On Monday evening, our Qatar Airlines flight, which departed from Doha, the capital of Qatar, bound to the Omani capital of Muscat, first proceeded headed north and then entered Iranian airspace. Later, after flying for a while parallel to Iranian territories, it crossed over the Musandam Peninsula, an Omani territory at the southernmost tip of the Persian Gulf, and then headed south, reaching Muscat after a journey that lasted an hour and 20 minutes. While normally an airplane departing from Doha would arrive in Muscat after a 50-minute flight through the southeast, the reason behind Qatar Airways following this interesting and winding route is the ongoing political crisis in the Gulf:
Saudi Arabia, the United Arab Emirates (UAE) and Egypt — later Bahrain, who also followed suit — announced on 5 June 2017 that they had severed all ties with Qatar. Later the Maldives (under the direct influence of Saudi Arabia), Yemen (the southern government at the behest of the Saudis), Mauritania, Djibouti, Comoros, Niger, Gabon, Senegal (which later quit the blockade list), Chad (also later left the camp in 2018) and Jordan (jumped ship in 2019) all followed suit. All these countries, who launched a comprehensive blockade in terms of land, air and sea against Qatar, blamed what they called the Doha administration's “support for terrorism” as the reason for this move. Close ties with Iran, warm relations with "Political Islamic" movements such as (Hamas, the Muslim Brotherhood Organization and others), also among the reasons was the deepening alliance with Turkey. They were also very uncomfortable with Al Jazeera TV channel broadcasts, some fatwas of cleric Youssef al-Qaradawi who resides in Qatar and the “active” political style of Doha. They even said, "If you want to reconcile, it will be on the condition that you will shut down Al-Jazeera."
At the start of the blockade, speculations suggested that Qatar could not be able to withstand this blockade for very long. But that didn’t come to pass: On the contrary, despite the great damage, the blockade in question turned into an opportunity for Qatar to “find alternatives”. Investments abroad have been increased, the purse strings have been loosened when it came to the flow of money to the real estate and construction sectors, especially lobbying activities in the U.S. and Europe have been accelerated, the investment network in the media has been expanded, and the "mass communication" field has been concentrated with the new communication channels established. In addition, the gears have been set in motion towards modernization within the country, significant advances have been achieved in the culture and entertainment sectors, and it has focused on different areas with the new museums and art centers established. In order to add a political atmosphere to the prestige that woulc come along with the 2022 World Cup, which was Qatar is preparing to host, the incentive work with European countries was accelerated.

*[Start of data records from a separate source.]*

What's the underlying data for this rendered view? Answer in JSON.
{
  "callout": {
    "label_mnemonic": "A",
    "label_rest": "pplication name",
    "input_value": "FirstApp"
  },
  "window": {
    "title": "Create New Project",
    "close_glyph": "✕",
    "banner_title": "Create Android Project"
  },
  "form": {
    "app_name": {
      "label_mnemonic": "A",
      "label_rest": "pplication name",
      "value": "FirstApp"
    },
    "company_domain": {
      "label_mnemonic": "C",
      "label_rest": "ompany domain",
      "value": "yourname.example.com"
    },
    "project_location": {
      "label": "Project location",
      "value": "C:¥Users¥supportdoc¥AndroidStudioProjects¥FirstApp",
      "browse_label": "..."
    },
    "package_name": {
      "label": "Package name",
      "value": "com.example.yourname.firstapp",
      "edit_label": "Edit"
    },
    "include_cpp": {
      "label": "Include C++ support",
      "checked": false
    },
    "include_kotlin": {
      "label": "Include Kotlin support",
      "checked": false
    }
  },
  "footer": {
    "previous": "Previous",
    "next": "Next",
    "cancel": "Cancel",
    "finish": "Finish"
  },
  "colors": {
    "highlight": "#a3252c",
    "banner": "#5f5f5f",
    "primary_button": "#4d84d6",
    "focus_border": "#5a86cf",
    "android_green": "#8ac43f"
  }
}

Perhaps the most striking result of the blockade is the new and deep ties Qatar has forged with Iran. Qatar Airways' use of Iranian airspace is actually the “softest” ascpect of the issue. While economic, commercial and political relations are progressing, Qatar is the “weak” party in this equation. Despite the enormous material power it holds, especially due to natural gas reserves, it is possible to clearly outline Qatar’s policy, who cannot (a) adopt a firm line against Iran in the publications of Al Jazeera: The new policy taken by the channel when covering the events in Syria and Yemen is entirely in line of “not wanting to offend Iran.” In Algeria, where Saudi Arabia, UAE, Egypt and Bahrain administrations were highlighted in a variety of ways, a style dominated by Iran completely through the “Tehran lens” was prevalent. As the “civilian massacre in Yemen” becomes the main headline, meanwhile the human drama in Syria has turned is nothing more than a few words. While “refugees freezing the cold” are reported, the Iranian administration that is behind this event is let of the hook.
The hostile attitude of the Saudi Arabia-UAE-Egypt-Bahrain quartet at the opposite camp of Qatar towards their own brethern is leading to the swift success of the policies adopted by the U.S. and Israeli administrations to deepen the rift in the Middle East. While such conflict zones are being developed to strengthen economic, political and social unity in the Gulf, Iran continues to impose its sectarian agenda on the region in this cluttered environment.
Who would be pleased with this situation? Probably first and foremost, arms dealers. Then all those from the east and the west who take every measure to prevent the Islamic world from rising up.
It is quite dreadful to not be able to avoid repeating the same historical mistakes with so many clear warning signs staring us all in the face.